This book is a collection of oral stories, historical anecdotes, narratives from devotional songs and traditional theatrical performances. The collection weaves together a story about a place, Champaner-Pavagadh, as it would appear to a visitor who is traversing the ruins of the site. The primary source of information for this book has been songs sung during the festival of Navratri; songs for the traditional dance-form, garba; folklores; historical plays; stone inscriptions and coins; fifteenth century historical texts; and the site itself.

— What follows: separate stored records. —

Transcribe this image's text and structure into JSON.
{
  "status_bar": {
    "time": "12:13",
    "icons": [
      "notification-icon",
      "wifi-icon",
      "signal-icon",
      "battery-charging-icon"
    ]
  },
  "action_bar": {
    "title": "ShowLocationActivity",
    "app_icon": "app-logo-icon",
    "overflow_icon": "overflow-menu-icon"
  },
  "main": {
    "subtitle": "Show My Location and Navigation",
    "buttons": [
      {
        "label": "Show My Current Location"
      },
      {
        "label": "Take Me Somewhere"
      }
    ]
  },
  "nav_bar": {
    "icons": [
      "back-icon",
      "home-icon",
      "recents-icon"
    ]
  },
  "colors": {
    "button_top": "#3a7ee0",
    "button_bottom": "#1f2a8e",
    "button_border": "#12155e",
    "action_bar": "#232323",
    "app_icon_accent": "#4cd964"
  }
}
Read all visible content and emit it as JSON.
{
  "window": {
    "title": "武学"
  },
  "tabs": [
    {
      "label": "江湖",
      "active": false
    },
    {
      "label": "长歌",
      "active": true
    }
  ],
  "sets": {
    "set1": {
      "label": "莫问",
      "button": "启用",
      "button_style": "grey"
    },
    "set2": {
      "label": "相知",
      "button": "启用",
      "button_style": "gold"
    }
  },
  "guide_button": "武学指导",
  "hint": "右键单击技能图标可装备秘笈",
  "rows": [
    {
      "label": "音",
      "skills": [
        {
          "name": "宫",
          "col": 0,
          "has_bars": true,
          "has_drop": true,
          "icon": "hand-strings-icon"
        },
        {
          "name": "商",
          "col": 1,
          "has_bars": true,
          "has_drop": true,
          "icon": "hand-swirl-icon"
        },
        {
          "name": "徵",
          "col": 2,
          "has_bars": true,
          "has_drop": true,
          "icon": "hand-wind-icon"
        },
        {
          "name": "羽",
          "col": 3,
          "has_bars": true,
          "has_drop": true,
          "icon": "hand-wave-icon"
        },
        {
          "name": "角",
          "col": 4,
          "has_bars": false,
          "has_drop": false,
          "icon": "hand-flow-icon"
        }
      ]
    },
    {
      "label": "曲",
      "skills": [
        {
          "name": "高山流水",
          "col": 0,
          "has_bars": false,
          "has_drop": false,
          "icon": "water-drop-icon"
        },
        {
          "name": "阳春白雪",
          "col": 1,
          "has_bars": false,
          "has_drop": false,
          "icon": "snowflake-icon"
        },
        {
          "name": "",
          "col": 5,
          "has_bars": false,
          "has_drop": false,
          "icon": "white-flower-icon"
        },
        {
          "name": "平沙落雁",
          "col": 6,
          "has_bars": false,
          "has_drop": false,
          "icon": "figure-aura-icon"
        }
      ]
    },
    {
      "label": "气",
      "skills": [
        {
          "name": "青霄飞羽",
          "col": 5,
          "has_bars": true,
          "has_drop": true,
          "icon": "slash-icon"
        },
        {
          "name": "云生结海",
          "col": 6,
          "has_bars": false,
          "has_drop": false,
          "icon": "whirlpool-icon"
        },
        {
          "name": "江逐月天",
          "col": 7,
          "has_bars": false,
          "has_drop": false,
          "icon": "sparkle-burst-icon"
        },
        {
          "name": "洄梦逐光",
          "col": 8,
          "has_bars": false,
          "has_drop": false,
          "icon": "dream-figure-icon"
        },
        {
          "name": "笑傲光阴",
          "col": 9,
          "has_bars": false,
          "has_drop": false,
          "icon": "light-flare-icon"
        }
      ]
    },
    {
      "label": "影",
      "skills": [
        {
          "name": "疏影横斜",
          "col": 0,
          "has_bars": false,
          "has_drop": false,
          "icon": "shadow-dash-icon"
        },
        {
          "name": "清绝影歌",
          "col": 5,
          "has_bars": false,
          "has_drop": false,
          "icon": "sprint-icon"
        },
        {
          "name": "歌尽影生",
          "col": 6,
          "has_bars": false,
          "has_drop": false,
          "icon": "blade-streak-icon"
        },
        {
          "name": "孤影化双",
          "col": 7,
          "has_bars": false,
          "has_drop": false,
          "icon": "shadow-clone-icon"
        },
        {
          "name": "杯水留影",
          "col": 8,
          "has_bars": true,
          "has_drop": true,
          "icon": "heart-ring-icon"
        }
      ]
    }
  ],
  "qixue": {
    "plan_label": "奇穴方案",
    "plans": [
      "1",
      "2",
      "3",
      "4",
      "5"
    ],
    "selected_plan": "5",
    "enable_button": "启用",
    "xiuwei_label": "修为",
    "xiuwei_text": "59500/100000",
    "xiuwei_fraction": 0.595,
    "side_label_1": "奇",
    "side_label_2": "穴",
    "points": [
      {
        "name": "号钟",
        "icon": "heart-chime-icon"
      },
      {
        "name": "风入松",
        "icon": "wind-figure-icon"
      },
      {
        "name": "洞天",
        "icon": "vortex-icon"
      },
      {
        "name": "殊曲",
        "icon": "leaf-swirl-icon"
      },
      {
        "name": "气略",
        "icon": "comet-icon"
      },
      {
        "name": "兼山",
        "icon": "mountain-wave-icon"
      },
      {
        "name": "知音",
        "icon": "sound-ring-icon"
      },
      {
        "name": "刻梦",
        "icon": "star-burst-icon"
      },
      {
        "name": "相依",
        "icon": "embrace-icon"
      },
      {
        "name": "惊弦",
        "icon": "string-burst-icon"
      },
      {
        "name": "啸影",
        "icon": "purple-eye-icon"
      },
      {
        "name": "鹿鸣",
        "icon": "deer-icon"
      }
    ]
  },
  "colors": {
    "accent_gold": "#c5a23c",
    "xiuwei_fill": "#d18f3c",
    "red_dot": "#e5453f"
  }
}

Each story is accompanied by a painting. Jaidev Thakur created those paintings, after a close reading of stories. The paintings all have at least one architectural structure as a background, forming the context for the story to unfold. Almost all stories selected for this book are associated with some architectural structure on the site, however ruinous its condition might be.

Extract from the story Halu versus Khorassani

In the outskirts of Champaner, the sultan had created beautiful gardens. When this city was being built, a Khorassani visited the sultan and expressed his willingness to build a garden that would please him immensely. The sultan asked him to select a place, near the city, which he found suitable and ordered his ministers that they should provide the Khorassani with whatever he needs. The Khorassani constructed a beautiful garden with small ponds, fountains and artificial waterfalls. This particular style of landscaping was not prevalent in Gujarat earlier, or for that matter, anywhere in India. The garden turned out to be very beautiful. The sultan was delighted and rewarded the Khorassani with gold and silks for his efforts. The Khorassani, anxious to keep the secret of his fountains and landscape design unknown, employed only ignorant laborers, and would not allow any one to inspect the progress of the work.
Soon afterwards, Halu, a Gujarati carpenter, approached the sultan and requested that if he be allowed, he could create a garden rivaling the splendor of the Khorassni’’s garden. The sultan gave him permission and soon Halu was able to lay out a garden which excelled that of Khorassani. This surprised the sultan. He asked Halu…